Despite several attempts (and definitions), the nativity hypothesis remains an enigma, meaning there's no foolproof method to define when a plant turns native. Ideally, that shouldn't be a problem if you aren't too hung up over the technicalities, but then all discussions on their planting advantages are undercooked, if not ill-informed. Moreover, nativity doesn't equal adaptation and survival. For instance, the Joshua tree, a Californian native, can barely survive there because of unfavorable conditions. So, it's worthwhile to learn whether your chosen native plant can actually survive in your garden and yield the benefits it's supposed to have.

What makes plants native

Plants are called native when they naturally occur in a location without human involvement, which defaults to all plants from the pre-European colonization era. However, this ignores the role played by the indigenous people who heavily transplanted and traded seeds and plant material across tribes, further muddying the definition of nativity. Besides, there are other natural ways to propagate plants, as happened in the case of the Mojave Desert's distinct Creosote Bush plantation, whose seeds were brought in by birds (rather than humans) from South America. Yet, the plant is tagged as native.

Not to mention, climate variables have always been influential — then and now. The ecosystem is in constant flux, adding and removing species as time passes, and plants aren't an exception. In fact, with the climate turning warmer, several plants are spilling over to higher latitudes and redefining their cultivation ranges, making plenty of people question if they aren't simply returning to their previous nativity ranges. Counterintuitively, mountain plants are shifting downhill in California to benefit from better rains, further blurring the lines. So, the matter of native plants being a natural, perfect fit for a place is up in the air.

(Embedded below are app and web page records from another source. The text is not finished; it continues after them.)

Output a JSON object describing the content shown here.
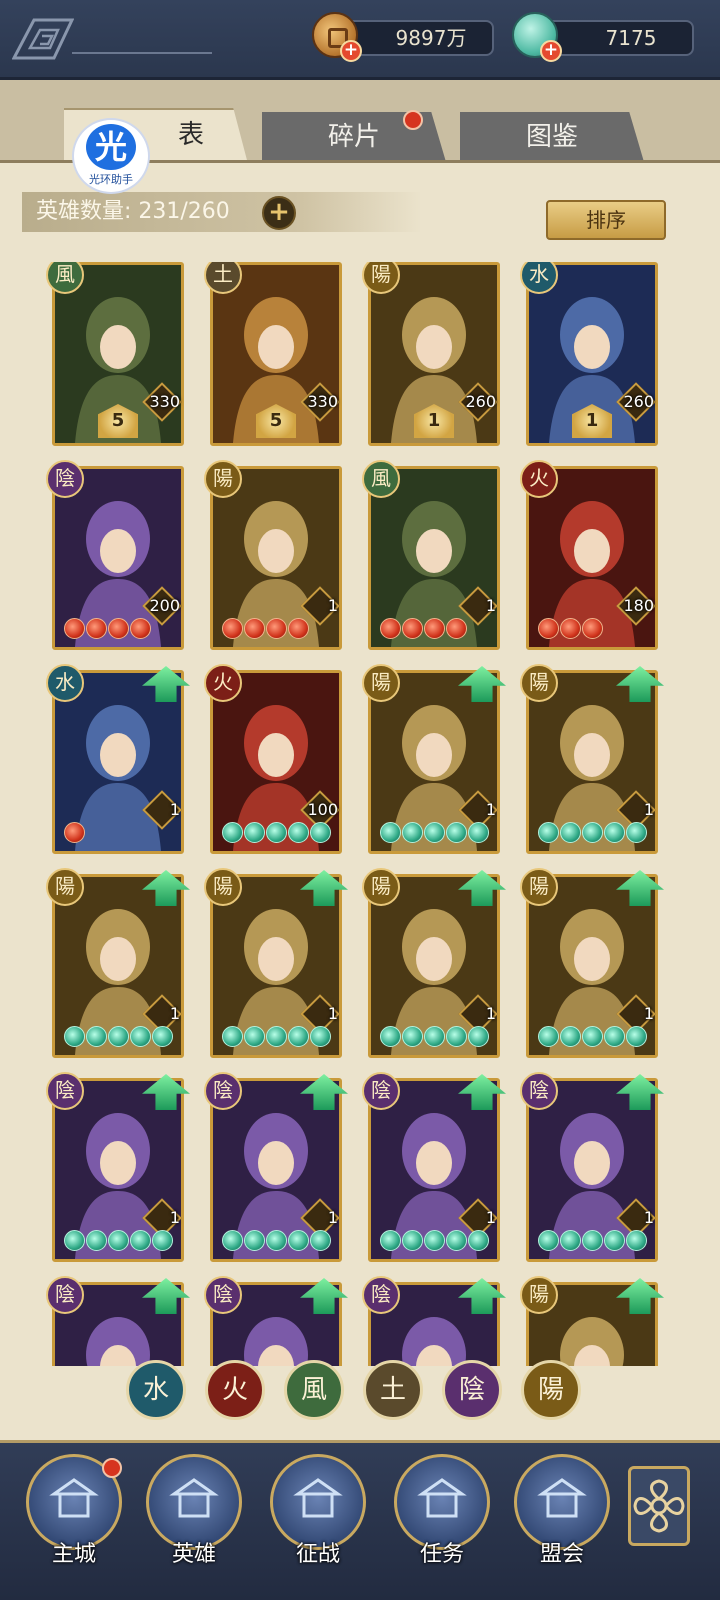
{
  "topbar": {
    "coins": "9897万",
    "jade": "7175"
  },
  "tabs": [
    {
      "label": "表",
      "active": true
    },
    {
      "label": "碎片",
      "active": false,
      "badge": true
    },
    {
      "label": "图鉴",
      "active": false
    }
  ],
  "helper_logo": {
    "glyph": "光",
    "text": "光环助手"
  },
  "hero_count": "英雄数量: 231/260",
  "sort_label": "排序",
  "heroes": [
    {
      "element": "風",
      "el": "wind",
      "level": "330",
      "stars": "5",
      "upgrade": false
    },
    {
      "element": "土",
      "el": "earth",
      "level": "330",
      "stars": "5",
      "upgrade": false
    },
    {
      "element": "陽",
      "el": "yang",
      "level": "260",
      "stars": "1",
      "upgrade": false
    },
    {
      "element": "水",
      "el": "water",
      "level": "260",
      "stars": "1",
      "upgrade": false
    },
    {
      "element": "陰",
      "el": "yin",
      "level": "200",
      "orbs": "red",
      "orbCount": 4,
      "upgrade": false
    },
    {
      "element": "陽",
      "el": "yang",
      "level": "1",
      "orbs": "red",
      "orbCount": 4,
      "upgrade": false
    },
    {
      "element": "風",
      "el": "wind",
      "level": "1",
      "orbs": "red",
      "orbCount": 4,
      "upgrade": false
    },
    {
      "element": "火",
      "el": "fire",
      "level": "180",
      "orbs": "red",
      "orbCount": 3,
      "upgrade": false
    },
    {
      "element": "水",
      "el": "water",
      "level": "1",
      "orbs": "red",
      "orbCount": 1,
      "upgrade": true
    },
    {
      "element": "火",
      "el": "fire",
      "level": "100",
      "orbs": "green",
      "orbCount": 5,
      "upgrade": false
    },
    {
      "element": "陽",
      "el": "yang",
      "level": "1",
      "orbs": "green",
      "orbCount": 5,
      "upgrade": true
    },
    {
      "element": "陽",
      "el": "yang",
      "level": "1",
      "orbs": "green",
      "orbCount": 5,
      "upgrade": true
    },
    {
      "element": "陽",
      "el": "yang",
      "level": "1",
      "orbs": "green",
      "orbCount": 5,
      "upgrade": true
    },
    {
      "element": "陽",
      "el": "yang",
      "level": "1",
      "orbs": "green",
      "orbCount": 5,
      "upgrade": true
    },
    {
      "element": "陽",
      "el": "yang",
      "level": "1",
      "orbs": "green",
      "orbCount": 5,
      "upgrade": true
    },
    {
      "element": "陽",
      "el": "yang",
      "level": "1",
      "orbs": "green",
      "orbCount": 5,
      "upgrade": true
    },
    {
      "element": "陰",
      "el": "yin",
      "level": "1",
      "orbs": "green",
      "orbCount": 5,
      "upgrade": true
    },
    {
      "element": "陰",
      "el": "yin",
      "level": "1",
      "orbs": "green",
      "orbCount": 5,
      "upgrade": true
    },
    {
      "element": "陰",
      "el": "yin",
      "level": "1",
      "orbs": "green",
      "orbCount": 5,
      "upgrade": true
    },
    {
      "element": "陰",
      "el": "yin",
      "level": "1",
      "orbs": "green",
      "orbCount": 5,
      "upgrade": true
    },
    {
      "element": "陰",
      "el": "yin",
      "upgrade": true
    },
    {
      "element": "陰",
      "el": "yin",
      "upgrade": true
    },
    {
      "element": "陰",
      "el": "yin",
      "upgrade": true
    },
    {
      "element": "陽",
      "el": "yang",
      "upgrade": true
    }
  ],
  "filters": [
    {
      "glyph": "水",
      "el": "water"
    },
    {
      "glyph": "火",
      "el": "fire"
    },
    {
      "glyph": "風",
      "el": "wind"
    },
    {
      "glyph": "土",
      "el": "earth"
    },
    {
      "glyph": "陰",
      "el": "yin"
    },
    {
      "glyph": "陽",
      "el": "yang"
    }
  ],
  "nav": [
    {
      "label": "主城",
      "icon": "city-gate-icon",
      "badge": true
    },
    {
      "label": "英雄",
      "icon": "hero-portrait-icon",
      "badge": false
    },
    {
      "label": "征战",
      "icon": "campaign-scroll-icon",
      "badge": false
    },
    {
      "label": "任务",
      "icon": "task-flag-icon",
      "badge": false
    },
    {
      "label": "盟会",
      "icon": "alliance-pavilion-icon",
      "badge": false
    }
  ],
  "colors": {
    "panel": "#ebe3cc",
    "card_border": "#c99a3a",
    "accent_red": "#d6341f",
    "accent_green": "#2fa986"
  }
}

Check for suitability

The issue at hand is that even if a plant is considered native, it still might not survive in its place of origin and may perform even worse in your yard. For example, aspens grow well on the mountainside, but their survival chances aren't any better than equally adaptive non-native plants when grown in your garden. A key reason for the native plants' poor site adaptation is the sheer difference in soil conditions. They aren't used to growing in poorly irrigated, aerated, compacted, and chemically treated soils, in addition to dealing with air pollution and the urban island heat effect. So, being native affords no special survival benefits unless the plant is naturally adaptive. But an adaptive native plant can also be weedy, especially if it grows aggressively like oaks. The USDA's Class C Noxious Weeds class includes quite a few native plants, too. 

What's significant here, then, is that while there are plenty of solid reasons for the ingrained argument behind the importance of native plant restoration and biodiversity, a simplistic argument of "plant native plants only" isn't supported by the difficulty of defining what's still "native" in an ever-shifting landscape. For instance, yes, native plants are more resilient to native pests, but the very-real presence of exotic pests like Japanese beetles and chestnut blight is a whole new ball game. So, while riding the native plantation drive is admirable, and it's absolutely worth considering a plant's origin before you put it in the ground, the actual logic regarding whether it should or shouldn't go in your garden is more complex than many assume.